For companies, being on the front page of Google is like riding the best, most exhilarating roller coaster, and to get on it you can do one of two things: stand in a year-long queue for free and improve your business search-ability in the process, or pay the gatekeeper to fast track you straight on it indefinitely.

If you’ve got deep enough pockets, it does sound promising to keep your site at the top of Google but before you whip your credit card out, I should probably mention that there are a few things you should consider before trying into SEM.

GoogleAds is Google’s online advertising service that allows companies to bid for their spot in the paid section of the results page. Google then charges every time your ad gets a click.

You bid for visibility under certain key words and phrases that users are likely to search for, and that you want to be seen first for.

So if you’re a tool supplier, you want all the appropriate keywords and phrases that you think people will search for under your belt.

This is where thorough keyword analysis comes in – to help you understand what words you want people to search for, and what people are already searching for to find you.

It is also helpful to see where your competition is popping up on Google, so take some time to type in various keywords and see if and where they show up so you can try and outbid them in that area.

This will help focus your ad campaign instead of spending blindly and hoping for sales that probably won’t happen.
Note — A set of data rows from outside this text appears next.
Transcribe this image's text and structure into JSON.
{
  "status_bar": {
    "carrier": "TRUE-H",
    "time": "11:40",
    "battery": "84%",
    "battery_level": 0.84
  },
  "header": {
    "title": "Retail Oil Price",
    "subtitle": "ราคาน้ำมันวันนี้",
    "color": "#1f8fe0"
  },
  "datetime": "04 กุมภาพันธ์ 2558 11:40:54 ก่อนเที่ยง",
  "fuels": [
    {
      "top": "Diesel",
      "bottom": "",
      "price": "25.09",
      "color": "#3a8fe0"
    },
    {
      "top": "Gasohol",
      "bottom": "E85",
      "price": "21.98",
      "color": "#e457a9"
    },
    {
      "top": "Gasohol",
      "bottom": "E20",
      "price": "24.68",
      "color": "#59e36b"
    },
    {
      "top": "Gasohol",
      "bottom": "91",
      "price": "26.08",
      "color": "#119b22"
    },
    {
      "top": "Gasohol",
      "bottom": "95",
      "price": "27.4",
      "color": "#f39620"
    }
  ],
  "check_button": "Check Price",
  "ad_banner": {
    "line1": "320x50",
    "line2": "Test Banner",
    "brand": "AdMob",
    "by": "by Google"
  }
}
You want to make sure that you are where the people are searching and willing to spend.

Constant tweaking and testing is crucial to successful SEM campaigns which is great because it is an especially flexible thing to work with. If your ads aren’t converting to sales, then you can easily turn them off and adjust where you think is appropriate. You can then be running a more focused campaign within days that is making money for you hand over fist.


This instant refinement is a clear advantage SEM has over SEO, which focuses more on long-term analysis and results that can only be properly understood after a matter of months; and time is not something every business has the fortune of owning.


You might have reached this part of the post with less of a clue about whether SEM or SEO is better to use, but fear not. Like most of these ‘versus’ posts that I post due to their catchy title, the truth lies more in the fact that SEM and SEO work best when they work together.

See also: Proactive Vs. Reactive Marketing

There’s no denying that if you are to grow your online business, you need to take SEO into account. It’s a surefire way of accumulating traffic potential over your company’s lifespan and this in turn allows your traffic and revenue potential to increase throughout that time too.

But this is a game of patience, and you’re going to have slow weeks, slow months. This is where a boost from well-researched SEM comes in. If you combine the data you’ve found from your targeted ad campaigns with the data you need for future SEO practices, then you’re already off to a better start than most.

An example of this is keyword research. If you know people are searching for certain keywords to find you, then you can double down on those keywords by bidding on them via Google Ads and including them on the content within your site.

Do this consistently and before you know it, you’ll have taken over SERPs within the paid and organic search listings.

For more insight into how to grow your online brand, give us a call sometime on 0844 417 0170 or at michaela@frameworkmarketing.co.uk